Himid has organized several exhibitions of work by black women artists, including Black Woman Time Now at the Battersea Arts Centre in London (1983) and Five Black Women, an exhibition in 1983 at the Africa Centre, London. Other exhibitions include: Into the Open (1984), The Thin Black Line (1985), Unrecorded Truths (1986), Out There Fighting (1987), New Robes for MaShulan (1987), and State of the Art (1987). Into the Open, presented at Mappin Art Gallery in Sheffield, was widely regarded as the first major exhibit of the new generation of black British artists. Naming the Money (2004), presents an exuberant crowd of 100 enslaved people, in the roles they played in the princely courts of Europe: everything from dog-trainers, toy makers and mapmakers to dancing masters, musicians and painters. They were bought as the 'property' of wealthy Europeans at a time when Africans were regarded as units of currency and black servants were status symbols. Encountering these victims of eighteenth-century human trafficking, the visitor learns their original identities as well as those imposed on them.
"Himid's work has long been concerned with black creativity, history and identity and this animated throng represents the Africans who were brought to Europe as slave servants. There are drummers, dog trainers, dancers, potters, cobblers, gardeners and players of the viola da gamba, all decked out in vivid versions of 17th century costume. Labels on their backs identify each individual, giving both their original African names and occupations as well those imposed by their new European owners, and these poignant texts also form part of an evocative soundtrack, interspersed with snatches of Cuban, Irish, Jewish and African music."
Himid has held positions on many boards and panels. She is on the board of trustees for the Lowry Arts Centre Manchester. Additionally, she is a board member for Arts Council England Visual Arts, Creative Partnerships East Lancs and Arts Council England North West. Previous board memberships include Matt's Gallery, London (2002–05), and Tate Liverpool Council (2000, 2005). From 1985 until 1987 Himid was on the Greater London Arts Association Visual Arts Panel.

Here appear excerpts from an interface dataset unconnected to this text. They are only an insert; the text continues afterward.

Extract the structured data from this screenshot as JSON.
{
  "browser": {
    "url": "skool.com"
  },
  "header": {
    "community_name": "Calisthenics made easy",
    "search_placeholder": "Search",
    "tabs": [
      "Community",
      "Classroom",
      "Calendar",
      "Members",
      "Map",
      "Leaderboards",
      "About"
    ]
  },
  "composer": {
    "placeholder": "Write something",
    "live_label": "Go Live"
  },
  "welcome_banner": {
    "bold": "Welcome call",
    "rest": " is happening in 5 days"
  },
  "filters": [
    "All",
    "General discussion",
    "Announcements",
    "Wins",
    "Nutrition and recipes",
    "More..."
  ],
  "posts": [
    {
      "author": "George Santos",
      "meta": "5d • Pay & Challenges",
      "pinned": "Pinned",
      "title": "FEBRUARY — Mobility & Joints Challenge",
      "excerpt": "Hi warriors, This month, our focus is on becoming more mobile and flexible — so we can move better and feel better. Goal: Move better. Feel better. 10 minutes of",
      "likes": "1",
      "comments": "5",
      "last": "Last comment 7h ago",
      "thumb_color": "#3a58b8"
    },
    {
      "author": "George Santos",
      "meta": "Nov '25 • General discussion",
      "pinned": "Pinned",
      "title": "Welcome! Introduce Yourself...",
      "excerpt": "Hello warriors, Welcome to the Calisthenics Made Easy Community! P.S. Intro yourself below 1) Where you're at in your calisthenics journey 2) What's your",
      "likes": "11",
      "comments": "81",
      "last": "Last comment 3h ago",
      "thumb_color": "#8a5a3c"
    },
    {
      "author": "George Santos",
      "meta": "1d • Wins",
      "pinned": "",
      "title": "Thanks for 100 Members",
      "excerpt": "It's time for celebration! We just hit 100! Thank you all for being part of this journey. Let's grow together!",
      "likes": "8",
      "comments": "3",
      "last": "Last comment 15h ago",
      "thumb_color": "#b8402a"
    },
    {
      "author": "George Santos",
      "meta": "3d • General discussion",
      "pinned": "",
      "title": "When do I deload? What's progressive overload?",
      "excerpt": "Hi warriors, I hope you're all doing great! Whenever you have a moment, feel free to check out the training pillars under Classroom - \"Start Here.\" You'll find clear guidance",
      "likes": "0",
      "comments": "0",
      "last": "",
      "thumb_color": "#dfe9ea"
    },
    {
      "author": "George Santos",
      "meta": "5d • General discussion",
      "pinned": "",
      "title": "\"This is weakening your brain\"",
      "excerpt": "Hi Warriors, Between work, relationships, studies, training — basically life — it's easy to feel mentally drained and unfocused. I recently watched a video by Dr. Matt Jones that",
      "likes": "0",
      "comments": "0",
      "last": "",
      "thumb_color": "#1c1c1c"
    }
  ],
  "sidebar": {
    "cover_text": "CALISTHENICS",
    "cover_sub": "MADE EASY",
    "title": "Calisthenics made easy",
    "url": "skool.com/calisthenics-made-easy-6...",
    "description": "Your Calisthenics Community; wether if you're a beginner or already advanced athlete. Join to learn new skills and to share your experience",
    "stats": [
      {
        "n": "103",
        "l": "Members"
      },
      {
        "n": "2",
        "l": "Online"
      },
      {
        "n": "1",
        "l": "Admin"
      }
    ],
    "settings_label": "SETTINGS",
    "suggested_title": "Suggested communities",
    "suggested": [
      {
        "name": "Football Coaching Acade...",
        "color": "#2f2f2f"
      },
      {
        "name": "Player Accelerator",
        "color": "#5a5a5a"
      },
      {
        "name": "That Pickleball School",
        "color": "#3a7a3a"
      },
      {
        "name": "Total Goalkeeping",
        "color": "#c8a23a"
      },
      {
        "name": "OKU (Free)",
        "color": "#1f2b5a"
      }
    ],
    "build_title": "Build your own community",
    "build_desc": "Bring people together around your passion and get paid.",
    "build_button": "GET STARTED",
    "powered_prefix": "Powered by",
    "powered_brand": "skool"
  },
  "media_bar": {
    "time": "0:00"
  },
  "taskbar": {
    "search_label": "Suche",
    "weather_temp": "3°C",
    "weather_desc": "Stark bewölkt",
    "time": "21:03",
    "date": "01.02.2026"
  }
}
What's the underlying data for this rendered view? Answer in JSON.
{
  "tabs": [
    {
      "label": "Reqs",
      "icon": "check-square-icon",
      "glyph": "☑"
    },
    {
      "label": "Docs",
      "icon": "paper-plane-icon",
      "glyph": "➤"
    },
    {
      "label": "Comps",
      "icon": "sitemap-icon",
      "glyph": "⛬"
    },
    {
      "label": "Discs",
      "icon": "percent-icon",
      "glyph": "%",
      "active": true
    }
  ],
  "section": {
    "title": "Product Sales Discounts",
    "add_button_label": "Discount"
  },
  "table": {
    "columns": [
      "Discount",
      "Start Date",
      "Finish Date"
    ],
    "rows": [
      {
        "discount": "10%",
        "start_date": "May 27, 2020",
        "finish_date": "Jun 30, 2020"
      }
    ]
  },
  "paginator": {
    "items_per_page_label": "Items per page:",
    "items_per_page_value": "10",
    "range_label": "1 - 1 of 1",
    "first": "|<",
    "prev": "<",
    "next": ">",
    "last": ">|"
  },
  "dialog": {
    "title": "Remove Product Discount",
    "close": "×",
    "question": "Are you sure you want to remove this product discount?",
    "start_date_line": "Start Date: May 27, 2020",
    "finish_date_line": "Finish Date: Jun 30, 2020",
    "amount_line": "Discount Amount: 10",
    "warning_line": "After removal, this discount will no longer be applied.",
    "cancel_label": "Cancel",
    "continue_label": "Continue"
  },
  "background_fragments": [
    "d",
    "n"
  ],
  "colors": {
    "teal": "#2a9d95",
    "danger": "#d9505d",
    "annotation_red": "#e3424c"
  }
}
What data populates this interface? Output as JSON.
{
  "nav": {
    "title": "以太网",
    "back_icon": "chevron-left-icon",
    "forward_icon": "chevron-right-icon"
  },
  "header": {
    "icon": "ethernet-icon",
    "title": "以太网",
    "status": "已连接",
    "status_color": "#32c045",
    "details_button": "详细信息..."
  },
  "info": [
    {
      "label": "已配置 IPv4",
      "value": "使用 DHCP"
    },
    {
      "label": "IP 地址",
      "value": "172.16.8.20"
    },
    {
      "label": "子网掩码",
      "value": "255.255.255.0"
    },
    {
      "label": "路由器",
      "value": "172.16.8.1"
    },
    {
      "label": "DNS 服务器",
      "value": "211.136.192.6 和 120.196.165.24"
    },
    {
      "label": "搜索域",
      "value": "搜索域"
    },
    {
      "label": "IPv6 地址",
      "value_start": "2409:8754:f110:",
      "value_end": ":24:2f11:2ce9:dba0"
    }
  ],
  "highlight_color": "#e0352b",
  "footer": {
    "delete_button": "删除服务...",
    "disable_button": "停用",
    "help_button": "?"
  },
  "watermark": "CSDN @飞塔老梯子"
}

In 2017 Himid became the first black woman to win the Turner Prize. She was the oldest person to be nominated for the prize since the rules changed to allow nominations of artists over the age of 50. There were, however, older nominees in the 1980s, before the age limit was introduced in 1994.
Himid's work is in public collections including at the Tate, Victoria & Albert Museum, Whitworth Art Gallery, Arts Council England, Manchester Art Gallery, International Slavery Museum, Liverpool, Walker Art Gallery, Birmingham City Art Gallery, Bolton Art Gallery, New Hall, Cambridge, and the Harris Museum and Art Gallery, Preston.